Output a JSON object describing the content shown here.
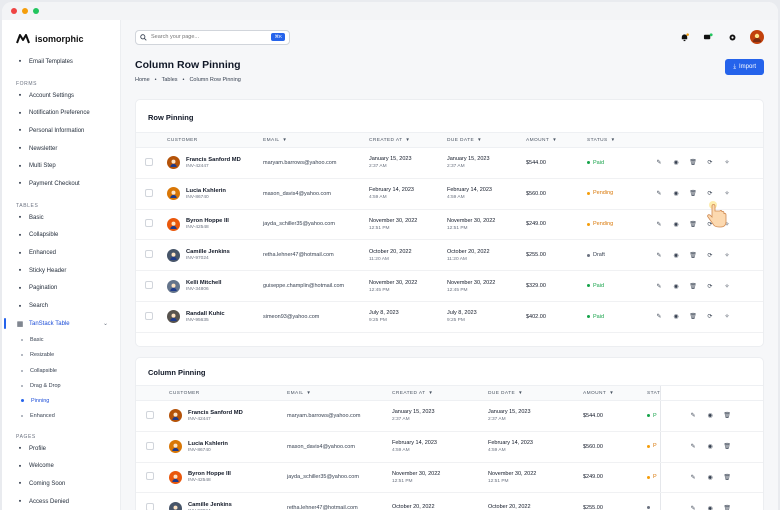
{
  "colors": {
    "accent": "#2563eb",
    "paid": "#16a34a",
    "pending": "#f59e0b",
    "draft": "#6b7280"
  },
  "brand": {
    "name": "isomorphic"
  },
  "sidebar": {
    "top_items": [
      {
        "label": "Email Templates",
        "icon": "mail-icon"
      }
    ],
    "forms_title": "FORMS",
    "forms_items": [
      {
        "label": "Account Settings",
        "icon": "user-settings-icon"
      },
      {
        "label": "Notification Preference",
        "icon": "bell-icon"
      },
      {
        "label": "Personal Information",
        "icon": "id-card-icon"
      },
      {
        "label": "Newsletter",
        "icon": "newsletter-icon"
      },
      {
        "label": "Multi Step",
        "icon": "steps-icon"
      },
      {
        "label": "Payment Checkout",
        "icon": "card-icon"
      }
    ],
    "tables_title": "TABLES",
    "tables_items": [
      {
        "label": "Basic",
        "icon": "grid-icon"
      },
      {
        "label": "Collapsible",
        "icon": "collapse-icon"
      },
      {
        "label": "Enhanced",
        "icon": "table-icon"
      },
      {
        "label": "Sticky Header",
        "icon": "sticky-icon"
      },
      {
        "label": "Pagination",
        "icon": "pagination-icon"
      },
      {
        "label": "Search",
        "icon": "search-table-icon"
      }
    ],
    "tanstack": {
      "label": "TanStack Table",
      "icon": "tanstack-icon"
    },
    "tanstack_subitems": [
      {
        "label": "Basic"
      },
      {
        "label": "Resizable"
      },
      {
        "label": "Collapsible"
      },
      {
        "label": "Drag & Drop"
      },
      {
        "label": "Pinning"
      },
      {
        "label": "Enhanced"
      }
    ],
    "pages_title": "PAGES",
    "pages_items": [
      {
        "label": "Profile",
        "icon": "profile-icon"
      },
      {
        "label": "Welcome",
        "icon": "welcome-icon"
      },
      {
        "label": "Coming Soon",
        "icon": "rocket-icon"
      },
      {
        "label": "Access Denied",
        "icon": "lock-icon"
      }
    ]
  },
  "search": {
    "placeholder": "Search your page...",
    "shortcut": "⌘K"
  },
  "page": {
    "title": "Column Row Pinning",
    "breadcrumb": [
      "Home",
      "Tables",
      "Column Row Pinning"
    ],
    "import_label": "Import"
  },
  "row_pinning": {
    "title": "Row Pinning",
    "headers": {
      "customer": "CUSTOMER",
      "email": "EMAIL",
      "created": "CREATED AT",
      "due": "DUE DATE",
      "amount": "AMOUNT",
      "status": "STATUS"
    },
    "rows": [
      {
        "name": "Francis Sanford MD",
        "inv": "INV-42447",
        "email": "maryam.barrows@yahoo.com",
        "created_date": "January 15, 2023",
        "created_time": "2:37 AM",
        "due_date": "January 15, 2023",
        "due_time": "2:37 AM",
        "amount": "$544.00",
        "status": "Paid",
        "status_key": "paid",
        "avatar": "#b45309"
      },
      {
        "name": "Lucia Kshlerin",
        "inv": "INV-86740",
        "email": "mason_davis4@yahoo.com",
        "created_date": "February 14, 2023",
        "created_time": "4:59 AM",
        "due_date": "February 14, 2023",
        "due_time": "4:59 AM",
        "amount": "$560.00",
        "status": "Pending",
        "status_key": "pending",
        "avatar": "#d97706"
      },
      {
        "name": "Byron Hoppe III",
        "inv": "INV-42548",
        "email": "jayda_schiller35@yahoo.com",
        "created_date": "November 30, 2022",
        "created_time": "12:51 PM",
        "due_date": "November 30, 2022",
        "due_time": "12:51 PM",
        "amount": "$249.00",
        "status": "Pending",
        "status_key": "pending",
        "avatar": "#ea580c"
      },
      {
        "name": "Camille Jenkins",
        "inv": "INV-97024",
        "email": "retha.lehner47@hotmail.com",
        "created_date": "October 20, 2022",
        "created_time": "11:20 AM",
        "due_date": "October 20, 2022",
        "due_time": "11:20 AM",
        "amount": "$255.00",
        "status": "Draft",
        "status_key": "draft",
        "avatar": "#475569"
      },
      {
        "name": "Kelli Mitchell",
        "inv": "INV-34806",
        "email": "guiseppe.champlin@hotmail.com",
        "created_date": "November 30, 2022",
        "created_time": "12:45 PM",
        "due_date": "November 30, 2022",
        "due_time": "12:45 PM",
        "amount": "$329.00",
        "status": "Paid",
        "status_key": "paid",
        "avatar": "#64748b"
      },
      {
        "name": "Randall Kuhic",
        "inv": "INV-95635",
        "email": "simeon93@yahoo.com",
        "created_date": "July 8, 2023",
        "created_time": "9:25 PM",
        "due_date": "July 8, 2023",
        "due_time": "9:25 PM",
        "amount": "$402.00",
        "status": "Paid",
        "status_key": "paid",
        "avatar": "#57534e"
      }
    ]
  },
  "column_pinning": {
    "title": "Column Pinning",
    "headers": {
      "customer": "CUSTOMER",
      "email": "EMAIL",
      "created": "CREATED AT",
      "due": "DUE DATE",
      "amount": "AMOUNT",
      "status": "STAT"
    },
    "rows": [
      {
        "name": "Francis Sanford MD",
        "inv": "INV-42447",
        "email": "maryam.barrows@yahoo.com",
        "created_date": "January 15, 2023",
        "created_time": "2:37 AM",
        "due_date": "January 15, 2023",
        "due_time": "2:37 AM",
        "amount": "$544.00",
        "status": "P",
        "status_key": "paid",
        "avatar": "#b45309"
      },
      {
        "name": "Lucia Kshlerin",
        "inv": "INV-86740",
        "email": "mason_davis4@yahoo.com",
        "created_date": "February 14, 2023",
        "created_time": "4:59 AM",
        "due_date": "February 14, 2023",
        "due_time": "4:59 AM",
        "amount": "$560.00",
        "status": "P",
        "status_key": "pending",
        "avatar": "#d97706"
      },
      {
        "name": "Byron Hoppe III",
        "inv": "INV-42548",
        "email": "jayda_schiller35@yahoo.com",
        "created_date": "November 30, 2022",
        "created_time": "12:51 PM",
        "due_date": "November 30, 2022",
        "due_time": "12:51 PM",
        "amount": "$249.00",
        "status": "P",
        "status_key": "pending",
        "avatar": "#ea580c"
      },
      {
        "name": "Camille Jenkins",
        "inv": "INV-97024",
        "email": "retha.lehner47@hotmail.com",
        "created_date": "October 20, 2022",
        "created_time": "",
        "due_date": "October 20, 2022",
        "due_time": "",
        "amount": "$255.00",
        "status": "",
        "status_key": "draft",
        "avatar": "#475569"
      }
    ]
  }
}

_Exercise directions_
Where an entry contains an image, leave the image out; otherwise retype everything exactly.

_Worked solution_
Output a JSON object describing the content shown here.
{
  "colors": {
    "accent": "#2563eb",
    "paid": "#16a34a",
    "pending": "#f59e0b",
    "draft": "#6b7280"
  },
  "brand": {
    "name": "isomorphic"
  },
  "sidebar": {
    "top_items": [
      {
        "label": "Email Templates",
        "icon": "mail-icon"
      }
    ],
    "forms_title": "FORMS",
    "forms_items": [
      {
        "label": "Account Settings",
        "icon": "user-settings-icon"
      },
      {
        "label": "Notification Preference",
        "icon": "bell-icon"
      },
      {
        "label": "Personal Information",
        "icon": "id-card-icon"
      },
      {
        "label": "Newsletter",
        "icon": "newsletter-icon"
      },
      {
        "label": "Multi Step",
        "icon": "steps-icon"
      },
      {
        "label": "Payment Checkout",
        "icon": "card-icon"
      }
    ],
    "tables_title": "TABLES",
    "tables_items": [
      {
        "label": "Basic",
        "icon": "grid-icon"
      },
      {
        "label": "Collapsible",
        "icon": "collapse-icon"
      },
      {
        "label": "Enhanced",
        "icon": "table-icon"
      },
      {
        "label": "Sticky Header",
        "icon": "sticky-icon"
      },
      {
        "label": "Pagination",
        "icon": "pagination-icon"
      },
      {
        "label": "Search",
        "icon": "search-table-icon"
      }
    ],
    "tanstack": {
      "label": "TanStack Table",
      "icon": "tanstack-icon"
    },
    "tanstack_subitems": [
      {
        "label": "Basic"
      },
      {
        "label": "Resizable"
      },
      {
        "label": "Collapsible"
      },
      {
        "label": "Drag & Drop"
      },
      {
        "label": "Pinning"
      },
      {
        "label": "Enhanced"
      }
    ],
    "pages_title": "PAGES",
    "pages_items": [
      {
        "label": "Profile",
        "icon": "profile-icon"
      },
      {
        "label": "Welcome",
        "icon": "welcome-icon"
      },
      {
        "label": "Coming Soon",
        "icon": "rocket-icon"
      },
      {
        "label": "Access Denied",
        "icon": "lock-icon"
      }
    ]
  },
  "search": {
    "placeholder": "Search your page...",
    "shortcut": "⌘K"
  },
  "page": {
    "title": "Column Row Pinning",
    "breadcrumb": [
      "Home",
      "Tables",
      "Column Row Pinning"
    ],
    "import_label": "Import"
  },
  "row_pinning": {
    "title": "Row Pinning",
    "headers": {
      "customer": "CUSTOMER",
      "email": "EMAIL",
      "created": "CREATED AT",
      "due": "DUE DATE",
      "amount": "AMOUNT",
      "status": "STATUS"
    },
    "rows": [
      {
        "name": "Francis Sanford MD",
        "inv": "INV-42447",
        "email": "maryam.barrows@yahoo.com",
        "created_date": "January 15, 2023",
        "created_time": "2:37 AM",
        "due_date": "January 15, 2023",
        "due_time": "2:37 AM",
        "amount": "$544.00",
        "status": "Paid",
        "status_key": "paid",
        "avatar": "#b45309"
      },
      {
        "name": "Lucia Kshlerin",
        "inv": "INV-86740",
        "email": "mason_davis4@yahoo.com",
        "created_date": "February 14, 2023",
        "created_time": "4:59 AM",
        "due_date": "February 14, 2023",
        "due_time": "4:59 AM",
        "amount": "$560.00",
        "status": "Pending",
        "status_key": "pending",
        "avatar": "#d97706"
      },
      {
        "name": "Byron Hoppe III",
        "inv": "INV-42548",
        "email": "jayda_schiller35@yahoo.com",
        "created_date": "November 30, 2022",
        "created_time": "12:51 PM",
        "due_date": "November 30, 2022",
        "due_time": "12:51 PM",
        "amount": "$249.00",
        "status": "Pending",
        "status_key": "pending",
        "avatar": "#ea580c"
      },
      {
        "name": "Camille Jenkins",
        "inv": "INV-97024",
        "email": "retha.lehner47@hotmail.com",
        "created_date": "October 20, 2022",
        "created_time": "11:20 AM",
        "due_date": "October 20, 2022",
        "due_time": "11:20 AM",
        "amount": "$255.00",
        "status": "Draft",
        "status_key": "draft",
        "avatar": "#475569"
      },
      {
        "name": "Kelli Mitchell",
        "inv": "INV-34806",
        "email": "guiseppe.champlin@hotmail.com",
        "created_date": "November 30, 2022",
        "created_time": "12:45 PM",
        "due_date": "November 30, 2022",
        "due_time": "12:45 PM",
        "amount": "$329.00",
        "status": "Paid",
        "status_key": "paid",
        "avatar": "#64748b"
      },
      {
        "name": "Randall Kuhic",
        "inv": "INV-95635",
        "email": "simeon93@yahoo.com",
        "created_date": "July 8, 2023",
        "created_time": "9:25 PM",
        "due_date": "July 8, 2023",
        "due_time": "9:25 PM",
        "amount": "$402.00",
        "status": "Paid",
        "status_key": "paid",
        "avatar": "#57534e"
      }
    ]
  },
  "column_pinning": {
    "title": "Column Pinning",
    "headers": {
      "customer": "CUSTOMER",
      "email": "EMAIL",
      "created": "CREATED AT",
      "due": "DUE DATE",
      "amount": "AMOUNT",
      "status": "STAT"
    },
    "rows": [
      {
        "name": "Francis Sanford MD",
        "inv": "INV-42447",
        "email": "maryam.barrows@yahoo.com",
        "created_date": "January 15, 2023",
        "created_time": "2:37 AM",
        "due_date": "January 15, 2023",
        "due_time": "2:37 AM",
        "amount": "$544.00",
        "status": "P",
        "status_key": "paid",
        "avatar": "#b45309"
      },
      {
        "name": "Lucia Kshlerin",
        "inv": "INV-86740",
        "email": "mason_davis4@yahoo.com",
        "created_date": "February 14, 2023",
        "created_time": "4:59 AM",
        "due_date": "February 14, 2023",
        "due_time": "4:59 AM",
        "amount": "$560.00",
        "status": "P",
        "status_key": "pending",
        "avatar": "#d97706"
      },
      {
        "name": "Byron Hoppe III",
        "inv": "INV-42548",
        "email": "jayda_schiller35@yahoo.com",
        "created_date": "November 30, 2022",
        "created_time": "12:51 PM",
        "due_date": "November 30, 2022",
        "due_time": "12:51 PM",
        "amount": "$249.00",
        "status": "P",
        "status_key": "pending",
        "avatar": "#ea580c"
      },
      {
        "name": "Camille Jenkins",
        "inv": "INV-97024",
        "email": "retha.lehner47@hotmail.com",
        "created_date": "October 20, 2022",
        "created_time": "",
        "due_date": "October 20, 2022",
        "due_time": "",
        "amount": "$255.00",
        "status": "",
        "status_key": "draft",
        "avatar": "#475569"
      }
    ]
  }
}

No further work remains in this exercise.